▸ **WHAT THE TASK REQUIRES**
Copy out each line of the entries below in which the string "image" appears.

▸ **EXTRACTED MATERIAL**

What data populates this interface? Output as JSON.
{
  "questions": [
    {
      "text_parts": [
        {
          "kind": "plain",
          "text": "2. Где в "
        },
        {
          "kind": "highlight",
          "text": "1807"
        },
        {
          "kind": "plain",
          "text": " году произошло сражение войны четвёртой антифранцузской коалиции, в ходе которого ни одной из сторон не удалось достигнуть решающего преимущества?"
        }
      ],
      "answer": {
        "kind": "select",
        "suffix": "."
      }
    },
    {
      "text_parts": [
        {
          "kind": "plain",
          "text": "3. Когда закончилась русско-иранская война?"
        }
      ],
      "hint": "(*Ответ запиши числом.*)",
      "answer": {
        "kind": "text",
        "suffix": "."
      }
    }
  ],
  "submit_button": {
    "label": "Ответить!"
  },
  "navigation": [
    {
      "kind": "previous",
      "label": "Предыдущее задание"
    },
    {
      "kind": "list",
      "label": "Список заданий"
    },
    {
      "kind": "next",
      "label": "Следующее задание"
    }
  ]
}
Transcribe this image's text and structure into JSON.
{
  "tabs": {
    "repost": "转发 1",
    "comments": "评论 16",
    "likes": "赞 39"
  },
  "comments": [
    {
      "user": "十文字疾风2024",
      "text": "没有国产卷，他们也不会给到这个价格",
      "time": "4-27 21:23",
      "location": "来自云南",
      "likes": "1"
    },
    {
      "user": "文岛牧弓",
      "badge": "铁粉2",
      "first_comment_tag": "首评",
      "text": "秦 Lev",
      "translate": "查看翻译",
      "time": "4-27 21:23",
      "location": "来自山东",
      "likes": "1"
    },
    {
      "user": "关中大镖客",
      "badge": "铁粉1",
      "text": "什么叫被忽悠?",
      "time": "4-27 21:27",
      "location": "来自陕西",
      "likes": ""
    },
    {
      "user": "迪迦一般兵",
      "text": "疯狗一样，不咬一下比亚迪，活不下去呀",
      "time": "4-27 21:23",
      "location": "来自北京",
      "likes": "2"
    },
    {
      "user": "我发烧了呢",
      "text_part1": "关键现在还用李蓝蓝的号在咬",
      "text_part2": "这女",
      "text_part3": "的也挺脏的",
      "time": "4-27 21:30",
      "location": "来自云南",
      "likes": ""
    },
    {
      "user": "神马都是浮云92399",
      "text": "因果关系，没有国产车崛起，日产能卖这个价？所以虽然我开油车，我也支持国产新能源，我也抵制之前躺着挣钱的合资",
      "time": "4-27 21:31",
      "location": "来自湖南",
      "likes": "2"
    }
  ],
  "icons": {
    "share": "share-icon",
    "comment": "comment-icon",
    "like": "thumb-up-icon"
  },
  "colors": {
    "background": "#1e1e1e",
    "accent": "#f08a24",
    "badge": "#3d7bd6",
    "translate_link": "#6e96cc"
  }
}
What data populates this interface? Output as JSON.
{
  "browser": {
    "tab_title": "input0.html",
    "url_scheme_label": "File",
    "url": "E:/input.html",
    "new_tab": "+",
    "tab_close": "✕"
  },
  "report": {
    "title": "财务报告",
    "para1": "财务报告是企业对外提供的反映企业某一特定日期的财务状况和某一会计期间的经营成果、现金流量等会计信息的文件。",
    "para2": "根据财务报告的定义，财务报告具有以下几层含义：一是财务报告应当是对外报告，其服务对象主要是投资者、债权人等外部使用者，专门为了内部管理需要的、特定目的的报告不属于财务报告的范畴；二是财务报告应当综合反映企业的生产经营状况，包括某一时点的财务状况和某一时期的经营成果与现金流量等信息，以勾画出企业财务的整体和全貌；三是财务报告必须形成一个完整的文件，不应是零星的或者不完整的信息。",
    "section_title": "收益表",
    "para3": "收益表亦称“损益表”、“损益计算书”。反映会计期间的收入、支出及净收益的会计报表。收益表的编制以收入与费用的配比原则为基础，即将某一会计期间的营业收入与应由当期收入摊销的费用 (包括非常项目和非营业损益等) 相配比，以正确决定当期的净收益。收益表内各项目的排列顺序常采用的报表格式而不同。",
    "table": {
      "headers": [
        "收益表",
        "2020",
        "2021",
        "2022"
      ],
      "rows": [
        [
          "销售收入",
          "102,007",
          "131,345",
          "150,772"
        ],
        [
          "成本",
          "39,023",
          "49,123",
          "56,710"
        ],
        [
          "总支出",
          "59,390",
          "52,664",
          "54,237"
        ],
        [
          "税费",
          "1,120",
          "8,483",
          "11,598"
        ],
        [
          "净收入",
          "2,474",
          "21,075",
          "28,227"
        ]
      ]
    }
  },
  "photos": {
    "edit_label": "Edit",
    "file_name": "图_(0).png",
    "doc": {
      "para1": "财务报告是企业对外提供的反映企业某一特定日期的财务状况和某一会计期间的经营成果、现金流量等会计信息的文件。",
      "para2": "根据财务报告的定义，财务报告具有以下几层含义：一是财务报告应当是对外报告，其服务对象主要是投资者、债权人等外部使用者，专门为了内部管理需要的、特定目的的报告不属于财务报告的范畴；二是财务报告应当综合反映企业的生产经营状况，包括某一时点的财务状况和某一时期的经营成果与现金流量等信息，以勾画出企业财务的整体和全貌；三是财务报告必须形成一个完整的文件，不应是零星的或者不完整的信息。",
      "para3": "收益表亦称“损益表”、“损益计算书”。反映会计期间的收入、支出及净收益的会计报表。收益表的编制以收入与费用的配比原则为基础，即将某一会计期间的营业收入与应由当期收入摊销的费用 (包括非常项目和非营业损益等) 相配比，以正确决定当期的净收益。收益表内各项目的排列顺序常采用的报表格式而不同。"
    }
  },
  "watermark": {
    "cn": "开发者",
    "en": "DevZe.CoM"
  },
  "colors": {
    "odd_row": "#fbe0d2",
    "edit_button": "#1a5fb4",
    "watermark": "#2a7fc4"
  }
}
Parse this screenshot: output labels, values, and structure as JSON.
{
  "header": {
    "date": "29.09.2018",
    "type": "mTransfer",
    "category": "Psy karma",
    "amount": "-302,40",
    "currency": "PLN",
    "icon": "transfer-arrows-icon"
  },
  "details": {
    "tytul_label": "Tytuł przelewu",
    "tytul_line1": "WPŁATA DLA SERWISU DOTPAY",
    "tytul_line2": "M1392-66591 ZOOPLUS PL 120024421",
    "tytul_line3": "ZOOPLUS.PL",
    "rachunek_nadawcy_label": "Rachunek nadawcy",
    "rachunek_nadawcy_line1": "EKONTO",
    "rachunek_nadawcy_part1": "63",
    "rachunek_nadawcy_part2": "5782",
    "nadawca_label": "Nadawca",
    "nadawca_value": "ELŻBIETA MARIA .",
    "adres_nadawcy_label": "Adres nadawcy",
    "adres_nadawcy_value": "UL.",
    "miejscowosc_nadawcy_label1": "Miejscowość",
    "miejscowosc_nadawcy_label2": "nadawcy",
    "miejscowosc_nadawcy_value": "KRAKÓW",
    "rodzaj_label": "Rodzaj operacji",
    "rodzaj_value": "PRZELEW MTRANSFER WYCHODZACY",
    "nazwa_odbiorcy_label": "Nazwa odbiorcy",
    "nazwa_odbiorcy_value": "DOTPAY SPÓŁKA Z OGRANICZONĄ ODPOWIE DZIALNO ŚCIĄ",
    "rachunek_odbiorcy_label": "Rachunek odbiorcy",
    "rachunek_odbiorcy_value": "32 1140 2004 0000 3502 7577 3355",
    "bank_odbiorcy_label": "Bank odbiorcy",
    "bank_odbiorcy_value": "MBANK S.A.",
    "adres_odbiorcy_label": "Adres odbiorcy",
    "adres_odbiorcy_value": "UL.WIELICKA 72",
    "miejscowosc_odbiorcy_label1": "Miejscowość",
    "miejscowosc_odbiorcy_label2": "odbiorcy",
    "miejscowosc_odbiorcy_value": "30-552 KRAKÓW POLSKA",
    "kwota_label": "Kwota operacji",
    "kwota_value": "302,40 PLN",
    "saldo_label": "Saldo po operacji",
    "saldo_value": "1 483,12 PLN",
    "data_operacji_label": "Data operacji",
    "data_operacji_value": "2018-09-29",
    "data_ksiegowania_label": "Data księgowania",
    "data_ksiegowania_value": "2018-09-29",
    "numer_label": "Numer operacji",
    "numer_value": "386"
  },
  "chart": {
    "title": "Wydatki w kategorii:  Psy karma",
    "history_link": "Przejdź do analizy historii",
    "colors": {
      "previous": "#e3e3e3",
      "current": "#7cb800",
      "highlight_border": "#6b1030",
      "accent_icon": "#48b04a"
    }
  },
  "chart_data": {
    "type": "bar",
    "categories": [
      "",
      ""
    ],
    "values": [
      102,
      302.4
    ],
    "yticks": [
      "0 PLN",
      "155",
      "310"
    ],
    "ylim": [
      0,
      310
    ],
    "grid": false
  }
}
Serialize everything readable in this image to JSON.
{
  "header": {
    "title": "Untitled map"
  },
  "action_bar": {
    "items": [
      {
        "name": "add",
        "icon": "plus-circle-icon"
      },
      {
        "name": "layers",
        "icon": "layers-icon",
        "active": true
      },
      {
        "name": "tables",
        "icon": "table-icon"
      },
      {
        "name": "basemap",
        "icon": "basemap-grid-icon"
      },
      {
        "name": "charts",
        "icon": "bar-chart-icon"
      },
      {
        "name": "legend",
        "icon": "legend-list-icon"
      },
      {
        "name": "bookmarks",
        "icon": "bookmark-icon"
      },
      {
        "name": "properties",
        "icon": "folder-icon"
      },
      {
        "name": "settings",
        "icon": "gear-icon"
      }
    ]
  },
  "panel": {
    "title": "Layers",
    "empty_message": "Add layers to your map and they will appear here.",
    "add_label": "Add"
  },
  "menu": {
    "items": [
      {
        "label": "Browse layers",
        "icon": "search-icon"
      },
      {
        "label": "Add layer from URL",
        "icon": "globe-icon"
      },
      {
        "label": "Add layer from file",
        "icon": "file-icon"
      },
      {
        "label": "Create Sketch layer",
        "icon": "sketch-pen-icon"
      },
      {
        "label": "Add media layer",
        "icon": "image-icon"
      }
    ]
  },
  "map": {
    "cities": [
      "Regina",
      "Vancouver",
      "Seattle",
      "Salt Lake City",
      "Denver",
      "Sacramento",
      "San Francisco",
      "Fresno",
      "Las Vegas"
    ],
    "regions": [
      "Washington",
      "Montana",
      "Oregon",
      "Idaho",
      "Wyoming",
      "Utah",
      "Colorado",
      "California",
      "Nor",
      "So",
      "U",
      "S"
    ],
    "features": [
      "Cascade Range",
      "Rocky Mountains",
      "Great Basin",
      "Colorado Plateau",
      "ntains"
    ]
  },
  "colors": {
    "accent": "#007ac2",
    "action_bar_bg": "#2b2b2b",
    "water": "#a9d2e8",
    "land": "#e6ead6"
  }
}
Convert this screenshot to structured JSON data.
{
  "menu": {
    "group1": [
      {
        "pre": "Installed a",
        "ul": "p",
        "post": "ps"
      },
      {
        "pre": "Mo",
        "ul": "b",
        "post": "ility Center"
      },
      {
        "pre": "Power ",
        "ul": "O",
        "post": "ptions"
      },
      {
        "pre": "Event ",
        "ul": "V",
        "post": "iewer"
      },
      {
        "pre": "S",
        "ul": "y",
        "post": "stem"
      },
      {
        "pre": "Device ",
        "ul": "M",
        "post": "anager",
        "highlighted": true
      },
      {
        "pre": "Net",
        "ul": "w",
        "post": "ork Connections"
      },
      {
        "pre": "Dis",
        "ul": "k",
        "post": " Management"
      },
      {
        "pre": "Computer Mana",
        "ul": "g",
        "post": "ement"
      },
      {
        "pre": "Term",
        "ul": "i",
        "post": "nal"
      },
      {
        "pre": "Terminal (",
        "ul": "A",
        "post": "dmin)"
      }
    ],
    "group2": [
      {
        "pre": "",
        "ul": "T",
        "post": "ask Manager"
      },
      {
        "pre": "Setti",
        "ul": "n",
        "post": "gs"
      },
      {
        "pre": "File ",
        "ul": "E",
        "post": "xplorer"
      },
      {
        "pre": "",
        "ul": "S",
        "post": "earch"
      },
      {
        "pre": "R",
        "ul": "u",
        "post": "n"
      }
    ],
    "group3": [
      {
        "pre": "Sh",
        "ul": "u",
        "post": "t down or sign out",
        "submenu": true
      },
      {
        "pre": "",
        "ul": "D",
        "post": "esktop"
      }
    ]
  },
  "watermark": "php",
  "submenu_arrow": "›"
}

▸ **RESPONSE TO THIS EXERCISE**
Transcribe this image's text and structure into JSON.
Serialize everything readable in this image to JSON.
        "icon": "image-icon"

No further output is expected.